During the event, local, regional, national, and European stakeholders had the opportunity to exchange and work on the themes that meet their interests, such as:
recognition of the social economy in the European Union
EU green deal and digital transition
common legal framework and specific needs of social economy enterprises
ways to encourage social entrepreneurship
ways to increase project access to funding
Euro Coop participated in the event giving its contribution to the workshop "How to strengthen the engagement and cooperation of farm to fork and deck-to-dish actors for a co-creation of alternative and agroecological food systems in the EU" (available here). The first roundtable had been dedicated to members working in the food system. Isa Alvarez, Urgenci’s president, highlighted the issue of the right and access to affordable healthy food for all rather than relegating the poor to eating junk food. For Community Supported Agriculture groups, Social and Solidarity Economy offer different ways of prioritising the human right to food and ensuring decent incomes for producers. In the same panel, Monika Onyszkiewicz called attention to Polish producer-consumer co-operative shops and their importance for the Social and Solidarity Economy. Petros from OpenFoodNetwork in Greece presented the concept of OFN and Open Source Software that supports the creation of contacts and relationships between local producers and consumers.
In her intervention, Euro Coop Food Policy manager, Giulia Tarsitano, stressed the crucial role of consumer co-operatives towards just-food transition. Being member-owned enterprises, co-operatives introduce in the food system balanced and democratic dynamics thanks to their alternative business model which is based on participative governance and encourages consumer sustainable food choices.
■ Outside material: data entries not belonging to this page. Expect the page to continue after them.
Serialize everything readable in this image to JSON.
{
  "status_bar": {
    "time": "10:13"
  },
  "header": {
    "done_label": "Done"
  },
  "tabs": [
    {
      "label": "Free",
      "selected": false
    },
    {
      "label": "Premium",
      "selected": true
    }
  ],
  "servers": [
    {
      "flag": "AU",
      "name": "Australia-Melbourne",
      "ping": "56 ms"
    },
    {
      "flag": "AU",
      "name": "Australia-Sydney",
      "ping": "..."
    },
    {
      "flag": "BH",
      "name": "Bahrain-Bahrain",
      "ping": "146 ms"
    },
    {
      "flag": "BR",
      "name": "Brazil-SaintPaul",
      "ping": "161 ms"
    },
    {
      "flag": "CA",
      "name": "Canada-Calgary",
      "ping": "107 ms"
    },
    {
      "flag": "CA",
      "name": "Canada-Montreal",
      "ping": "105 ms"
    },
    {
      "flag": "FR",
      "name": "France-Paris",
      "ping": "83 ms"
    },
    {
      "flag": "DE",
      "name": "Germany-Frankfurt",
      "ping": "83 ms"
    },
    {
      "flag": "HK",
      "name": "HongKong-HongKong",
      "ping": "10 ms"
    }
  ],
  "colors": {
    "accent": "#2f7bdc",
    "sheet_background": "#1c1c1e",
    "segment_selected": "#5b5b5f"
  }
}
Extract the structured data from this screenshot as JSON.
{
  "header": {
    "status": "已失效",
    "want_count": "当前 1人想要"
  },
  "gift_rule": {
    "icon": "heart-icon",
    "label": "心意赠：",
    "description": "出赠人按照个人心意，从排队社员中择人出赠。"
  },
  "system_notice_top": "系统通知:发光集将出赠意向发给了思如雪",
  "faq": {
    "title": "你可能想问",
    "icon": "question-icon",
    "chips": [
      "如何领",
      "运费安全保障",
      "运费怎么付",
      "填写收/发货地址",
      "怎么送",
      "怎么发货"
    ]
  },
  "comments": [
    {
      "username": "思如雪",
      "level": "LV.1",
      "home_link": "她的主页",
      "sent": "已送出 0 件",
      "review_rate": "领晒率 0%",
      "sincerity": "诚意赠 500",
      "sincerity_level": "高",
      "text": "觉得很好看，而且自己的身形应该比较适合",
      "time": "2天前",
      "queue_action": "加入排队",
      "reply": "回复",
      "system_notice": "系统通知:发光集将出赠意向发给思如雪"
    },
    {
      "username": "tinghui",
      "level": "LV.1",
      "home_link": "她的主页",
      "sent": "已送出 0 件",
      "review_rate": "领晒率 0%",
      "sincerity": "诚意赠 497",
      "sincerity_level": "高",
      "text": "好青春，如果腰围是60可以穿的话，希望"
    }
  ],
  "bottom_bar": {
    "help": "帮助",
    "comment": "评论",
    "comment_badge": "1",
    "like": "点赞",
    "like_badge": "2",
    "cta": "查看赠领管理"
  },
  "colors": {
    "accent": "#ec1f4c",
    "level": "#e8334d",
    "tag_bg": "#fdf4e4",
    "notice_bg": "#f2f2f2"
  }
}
Moreover, Giulia Tarsitano put the emphasis on future challenges for co-operatives in building more participative and local food systems, where consumers can be an active part of the change, ensuring a true level playing field between co-operatives and mainstream businesses in Europe and increasing the visibility of co-operatives in EU policy-design.
The second panel had been attended by a group of three different activist-researchers and clearly showed how grassroots social movements, together with proper research, can work with institutions to build bottom-up and highly relevant policy for the Green Deal.
Giovanni Esposito, from the FASS EU project, spoke about the enabling and blocking factors that they have identified in establishing sustainable food systems in Europe, while Sophie Michel from the Strasbourg University and Lena Bloemertz from the University of Basel spoke about the comparative aspects and relevance of Food Policy Councils, Plan Alimentaires Territoriales and Ernährungsrat as structures that bring actors together at territorial level to build sustainable food systems. Patricia Andriot, the Local Authorities’ network for Solidarity Economy Vice-president, spoke about how she made her local food policy council a open space for local initiatives dedicated to civil society and she stressed the importance of Local government in ensuring that public tenders are open to groups of local agro ecological and organic small-scale food producers. The final intervention came from Geneviève Savigny, who has been a member of the European Economic and Social Committee and who is herself a farmer. She highlighted the resilience and importance of building the bridge between food sovereignty and Social and Solidarity Economy.
The closing plenary session was an opportunity to draw conclusions about all activities carried out during the entire event and it brought to light different points on how Social and Solidarity economy could lead the way in building the future society.
On this occasion, participants discussed the crucial role of cooperation at the local level and the importance of innovative tools and approaches in the educational system. In addition, Social and Solidarity economy’s means can ensure people's mental & physical health, as well as fair housing and inclusiveness. Moreover, social economy represents the keystone to strengthen economic and social development and increase democratic participation promoting alternative cooperative models for the development of people empowerment. In addition, participants agreed on the central role of social economy towards the green transition and highlighted how it can empower local communities and institutions in guiding the just transition with a bottom-up approach: the creation of a taxonomy framework can give access to financial support for organisations with positive externalities on the society and the environment, as well as legislative initiatives can promote social and solidarity business actors while penalising those with negative sustainability impact.